The nation's eyes might be on Cleveland this week (unless they're looking for a Snorlax). But in Virginia all eyes are on the state Supreme Court, where an issue that may have just as big an effect on elections is being heard this week: felon voter rights.
A quick recap: 34 states in the nation bar convicted felons from voting, even once they've served their sentences. Virginia has allowed felon rights to be restored by the Governor, but essentially on a case-by-case basis. Earlier this year, Virginia Governor Terry McAuliffe announced that he would restore rights to over 200,000 felons with one sweeping executive order. Republicans have sued to stop this order, and force the Governor to go back to individual restorations. The Virginia Supreme Court is hearing arguments this week, although the final decision may not be issued for some time.
I spoke last night with WRIC-Richmond reporter Mark Tenia about the case, noting that there could be important implications for this November's election. Virginia is a battleground state that both Republicans and Democrats feel is winnable in recent Presidential elections, and even a small number of votes might make a difference.
How many votes are we talking about? The 200,000 number is thrown around a lot, but not all of those people will vote. The demographics of convicted felons -- largely poor and minority -- indicates that most will vote Democratic, but also tells us that an even greater percentage won't vote at all. The Economist suggested that as few as 30,000 might actually come out to the polls in November - in a state that Obama won by 150,000 votes in 2012.
Still, Democrats won all three top offices in the last statewide election, and the state went to Obama in the last two Presidential years. Even back in 2012, a UVA study noted that demographic changes, particularly the growth in the more diverse (and Democratic) NoVA-DC suburbs, are turning Virginia into a more solidly "blue" state. As a result, Republicans may be feeling some desperation to slow down the blue tide, which may be at least partially fueling the current lawsuit.
In the court of public opinion, McAuliffe probably still has the upper hand. As conservative blogger Jim Hoeft noted, the Republicans' lawsuit enables Democrats to portray them as "obstructionist, out of touch, fearful, racist and bent on disenfranchising voters." That may not scare away the Republican base in the age of Trump, but it won't win over those diverse NoVA voters.
Still, the Governor has good reason to be concerned. The fact that the Virginia Supreme Court even decided to hear this case at all is not a good sign. In general, judges are wary of interfering with the electoral process; in order to hear this case, the VA Supremes had to schedule a special session for the first time in 23 years. Clearly they wanted to issue a decision before this fall's election.
While I'm no mind-reader, this suggests at least two avenues of thinking. On the one hand, perhaps they were concerned that the Governor's order, being contested in the media, would cause Virginians to question the validity of this fall's election results. Since their role is to settle constitutional questions, the Court thought it best to step in and review the order and settle the matter.

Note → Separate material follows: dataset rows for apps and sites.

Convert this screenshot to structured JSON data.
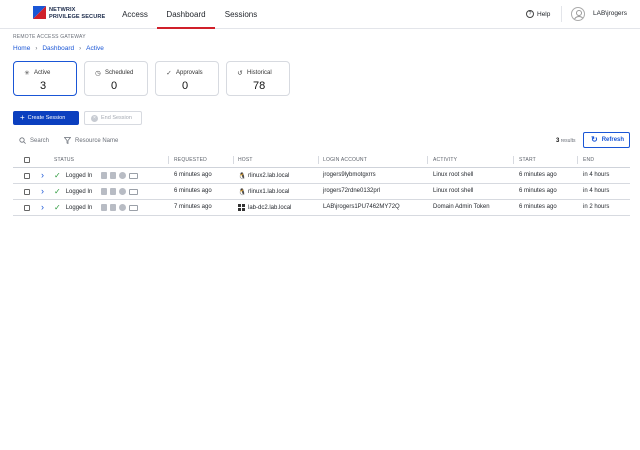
{
  "brand": {
    "line1": "NETWRIX",
    "line2": "PRIVILEGE SECURE",
    "colors": [
      "#1a56d6",
      "#d0202a"
    ]
  },
  "nav": [
    {
      "label": "Access",
      "active": false
    },
    {
      "label": "Dashboard",
      "active": true
    },
    {
      "label": "Sessions",
      "active": false
    }
  ],
  "header": {
    "help_label": "Help",
    "username": "LAB\\jrogers"
  },
  "page": {
    "section_label": "REMOTE ACCESS GATEWAY"
  },
  "breadcrumb": [
    "Home",
    "Dashboard",
    "Active"
  ],
  "cards": [
    {
      "label": "Active",
      "count": "3",
      "icon": "sparkle-icon",
      "active": true
    },
    {
      "label": "Scheduled",
      "count": "0",
      "icon": "clock-icon",
      "active": false
    },
    {
      "label": "Approvals",
      "count": "0",
      "icon": "check-icon",
      "active": false
    },
    {
      "label": "Historical",
      "count": "78",
      "icon": "history-icon",
      "active": false
    }
  ],
  "toolbar": {
    "create_label": "Create Session",
    "end_label": "End Session"
  },
  "filters": {
    "search_label": "Search",
    "resource_label": "Resource Name"
  },
  "results": {
    "count": "3",
    "suffix": "results"
  },
  "refresh_label": "Refresh",
  "table": {
    "columns": [
      "STATUS",
      "REQUESTED",
      "HOST",
      "LOGIN ACCOUNT",
      "ACTIVITY",
      "START",
      "END"
    ],
    "rows": [
      {
        "status": "Logged In",
        "requested": "6 minutes ago",
        "host": "rlinux2.lab.local",
        "host_os": "linux",
        "login": "jrogers9lybmotgxrrs",
        "activity": "Linux root shell",
        "start": "6 minutes ago",
        "end": "in 4 hours"
      },
      {
        "status": "Logged In",
        "requested": "6 minutes ago",
        "host": "rlinux1.lab.local",
        "host_os": "linux",
        "login": "jrogers72rdne0132prl",
        "activity": "Linux root shell",
        "start": "6 minutes ago",
        "end": "in 4 hours"
      },
      {
        "status": "Logged In",
        "requested": "7 minutes ago",
        "host": "lab-dc2.lab.local",
        "host_os": "windows",
        "login": "LAB\\jrogers1PU7462MY72Q",
        "activity": "Domain Admin Token",
        "start": "6 minutes ago",
        "end": "in 2 hours"
      }
    ]
  }
}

The second option, more worrying for the Governor, is that some Justices find the Republican's arguments about constitutional overreach appealing. The legal consensus seems to be on the Governor's side. But the Court leans Republican and conservative, and we've seen justices throw impartiality out the window before.
Whatever decision the court makes, it's unlikely -- although not impossible -- that the Virginia vote this fall will be close enough for the felon rights issue to make a difference. The bigger impact may be in future elections, all across the country. There's a hidden war going on over voting, as Republicans and Democrats try to shape the electorate in ways favorable to themselves. Republicans have been winning this war in recent decades, especially with the drawing of district lines and voter ID laws designed to limit the size of the electorate (and not to combat the supposedly widespread scourge of voter fraud, as Republicans often claim).
McAuliffe's voter rights initiative is one of the first salvos in a possible Democratic counter-attack. Felon rights restoration offers a chance for Democrats to make the argument for inclusion, widening participation, and ending functionally racist (and, sometimes, deliberately racist) policies that disproportionately affect poor and minority voters. They'll start making that argument this week in front of the Virginia Supreme Court.